(Work task) The answer must be every line below that contains the string "count".

[Items from a data source]
────────

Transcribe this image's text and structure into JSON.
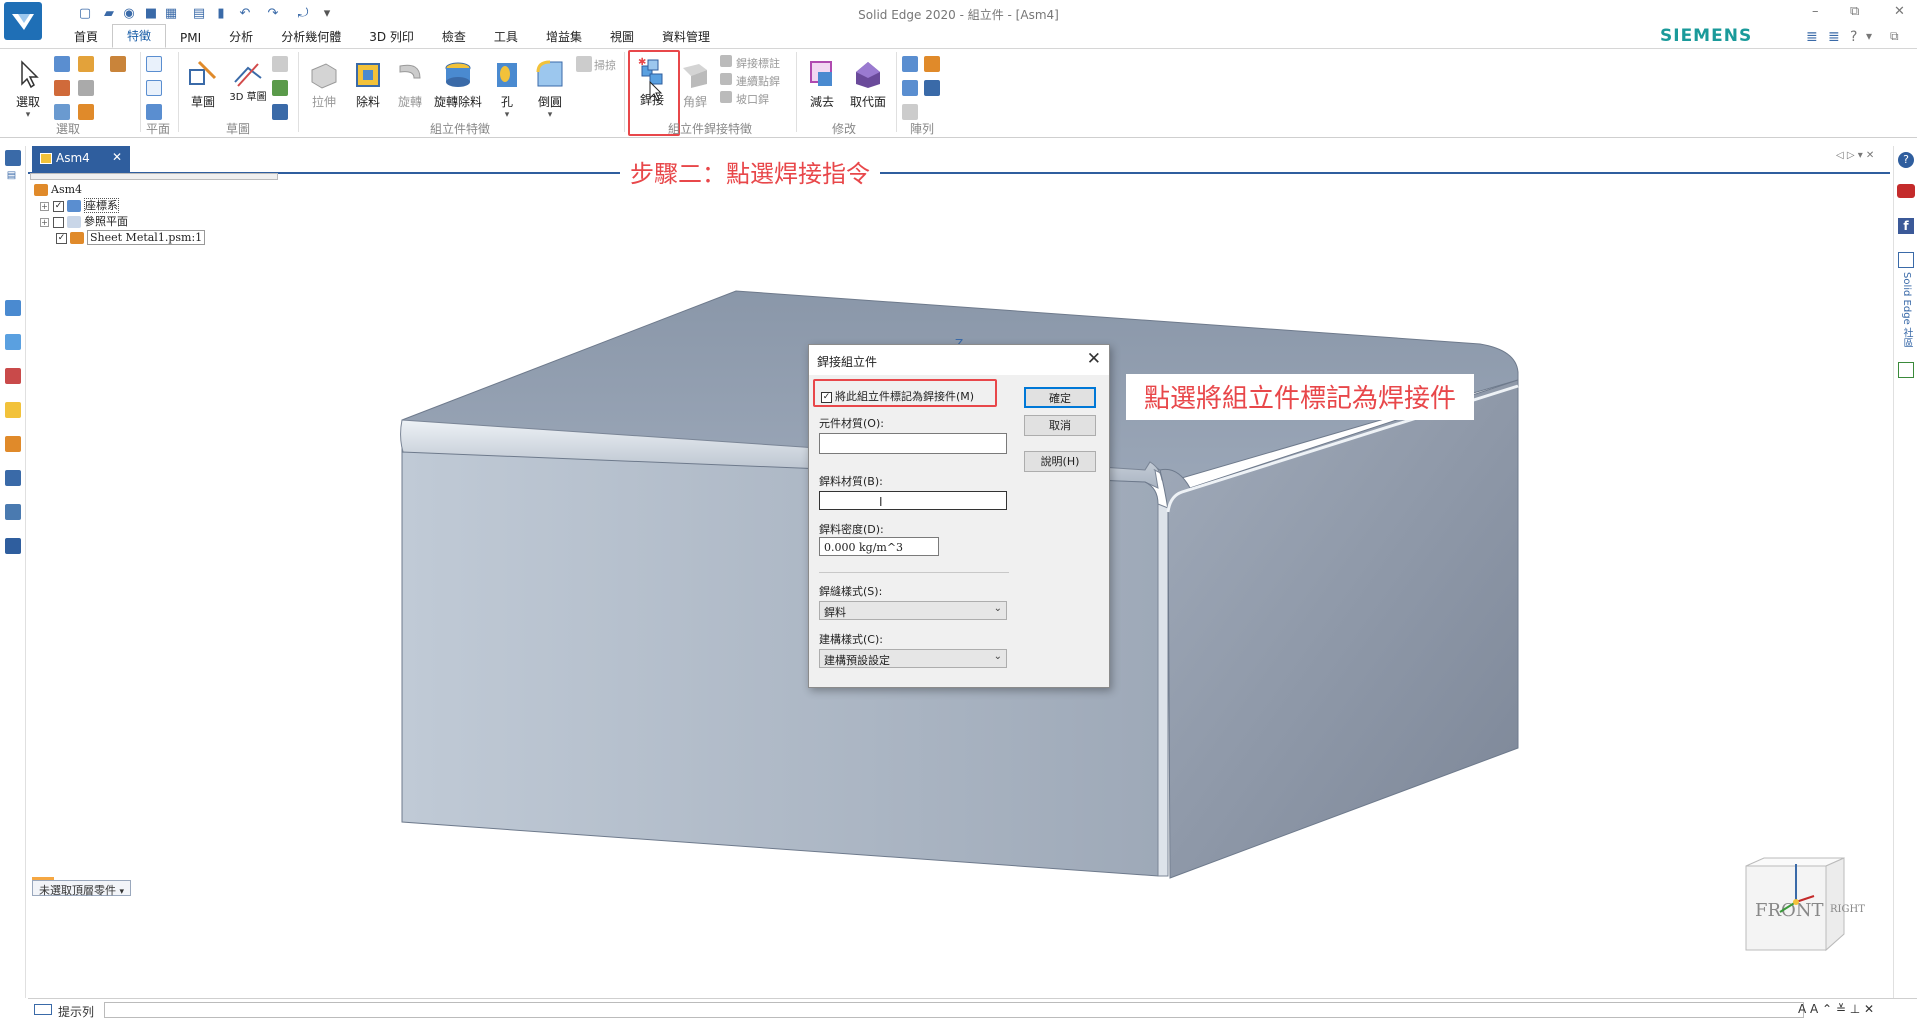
{
  "app": {
    "window_title": "Solid Edge 2020 - 組立件 - [Asm4]",
    "brand": "SIEMENS",
    "brand_color": "#1a9a9a",
    "accent_color": "#2f5e9e",
    "annotation_color": "#e8474a"
  },
  "quick_access": [
    "new-icon",
    "open-icon",
    "save-icon",
    "print-icon",
    "undo-icon",
    "redo-icon",
    "customize-icon"
  ],
  "tabs": [
    {
      "label": "首頁",
      "active": false
    },
    {
      "label": "特徵",
      "active": true
    },
    {
      "label": "PMI",
      "active": false
    },
    {
      "label": "分析",
      "active": false
    },
    {
      "label": "分析幾何體",
      "active": false
    },
    {
      "label": "3D 列印",
      "active": false
    },
    {
      "label": "檢查",
      "active": false
    },
    {
      "label": "工具",
      "active": false
    },
    {
      "label": "增益集",
      "active": false
    },
    {
      "label": "視圖",
      "active": false
    },
    {
      "label": "資料管理",
      "active": false
    }
  ],
  "ribbon": {
    "select": "選取",
    "sketch": "草圖",
    "sketch3d": "3D 草圖",
    "extrude": "拉伸",
    "cutout": "除料",
    "revolve": "旋轉",
    "revolve_cut": "旋轉除料",
    "hole": "孔",
    "round": "倒圓",
    "sweep": "掃掠",
    "weld": "銲接",
    "fillet_weld": "角銲",
    "weld_label": "銲接標註",
    "stitch_weld": "連續點銲",
    "groove_weld": "坡口銲",
    "subtract": "減去",
    "replace_face": "取代面",
    "groups": {
      "select": "選取",
      "plane": "平面",
      "sketch": "草圖",
      "assembly_features": "組立件特徵",
      "weld_features": "組立件銲接特徵",
      "modify": "修改",
      "pattern": "陣列"
    }
  },
  "document": {
    "tab": "Asm4"
  },
  "step_label": "步驟二：點選焊接指令",
  "tree": {
    "root": "Asm4",
    "items": [
      {
        "label": "座標系",
        "checked": true
      },
      {
        "label": "參照平面",
        "checked": false
      },
      {
        "label": "Sheet Metal1.psm:1",
        "checked": true
      }
    ]
  },
  "filter": {
    "label": "未選取頂層零件"
  },
  "axis_label": "Z",
  "viewcube": {
    "front": "FRONT",
    "right": "RIGHT"
  },
  "dialog": {
    "title": "銲接組立件",
    "mark_checkbox": {
      "label": "將此組立件標記為銲接件(M)",
      "checked": true
    },
    "component_material_label": "元件材質(O):",
    "component_material_value": "",
    "weld_material_label": "銲料材質(B):",
    "weld_material_value": "",
    "weld_density_label": "銲料密度(D):",
    "weld_density_value": "0.000 kg/m^3",
    "bead_style_label": "銲縫樣式(S):",
    "bead_style_value": "銲料",
    "build_style_label": "建構樣式(C):",
    "build_style_value": "建構預設設定",
    "ok": "確定",
    "cancel": "取消",
    "help": "說明(H)"
  },
  "annotation": "點選將組立件標記為焊接件",
  "status": {
    "prompt_label": "提示列"
  },
  "rightbar": {
    "label": "Solid Edge 社區"
  }
}
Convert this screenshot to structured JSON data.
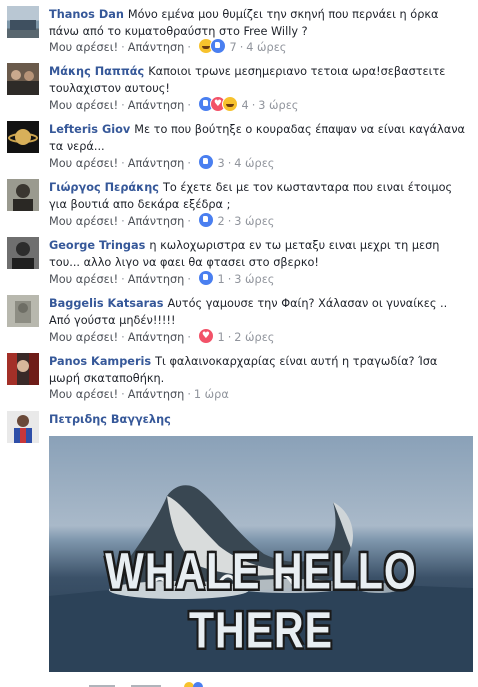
{
  "labels": {
    "like": "Μου αρέσει!",
    "reply": "Απάντηση",
    "dot": "·"
  },
  "colors": {
    "name": "#365899",
    "meta": "#90949c",
    "like_blue": "#4a7ff0",
    "love_red": "#f25268"
  },
  "comments": [
    {
      "author": "Thanos Dan",
      "text": "Μόνο εμένα μου θυμίζει την σκηνή που περνάει η όρκα πάνω από το κυματοθραύστη στο Free Willy ?",
      "reactions": [
        "haha",
        "like"
      ],
      "count": "7",
      "time": "4 ώρες"
    },
    {
      "author": "Μάκης Παππάς",
      "text": "Καποιοι τρωνε μεσημεριανο τετοια ωρα!σεβαστειτε τουλαχιστον αυτους!",
      "reactions": [
        "like",
        "love",
        "haha"
      ],
      "count": "4",
      "time": "3 ώρες"
    },
    {
      "author": "Lefteris Giov",
      "text": "Με το που βούτηξε ο κουραδας έπαψαν να είναι καγάλανα τα νερά...",
      "reactions": [
        "like"
      ],
      "count": "3",
      "time": "4 ώρες"
    },
    {
      "author": "Γιώργος Περάκης",
      "text": "Το έχετε δει με τον κωστανταρα που ειναι έτοιμος για βουτιά απο δεκάρα εξέδρα ;",
      "reactions": [
        "like"
      ],
      "count": "2",
      "time": "3 ώρες"
    },
    {
      "author": "George Tringas",
      "text": "η κωλοχωριστρα εν τω μεταξυ ειναι μεχρι τη μεση του... αλλο λιγο να φαει θα φτασει στο σβερκο!",
      "reactions": [
        "like"
      ],
      "count": "1",
      "time": "3 ώρες"
    },
    {
      "author": "Baggelis Katsaras",
      "text": "Αυτός γαμουσε την Φαίη? Χάλασαν οι γυναίκες .. Από γούστα μηδέν!!!!!",
      "reactions": [
        "love"
      ],
      "count": "1",
      "time": "2 ώρες"
    },
    {
      "author": "Panos Kamperis",
      "text": "Τι φαλαινοκαρχαρίας είναι αυτή η τραγωδία? Ίσα μωρή σκαταποθήκη.",
      "reactions": [],
      "count": "",
      "time": "1 ώρα"
    },
    {
      "author": "Πετριδης Βαγγελης",
      "text": "",
      "gif_caption": "WHALE HELLO THERE"
    }
  ]
}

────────

(Solution to the exercise)
      "count": "7",
      "count": "4",
      "count": "3",
      "count": "2",
      "count": "1",
      "count": "1",
      "count": "",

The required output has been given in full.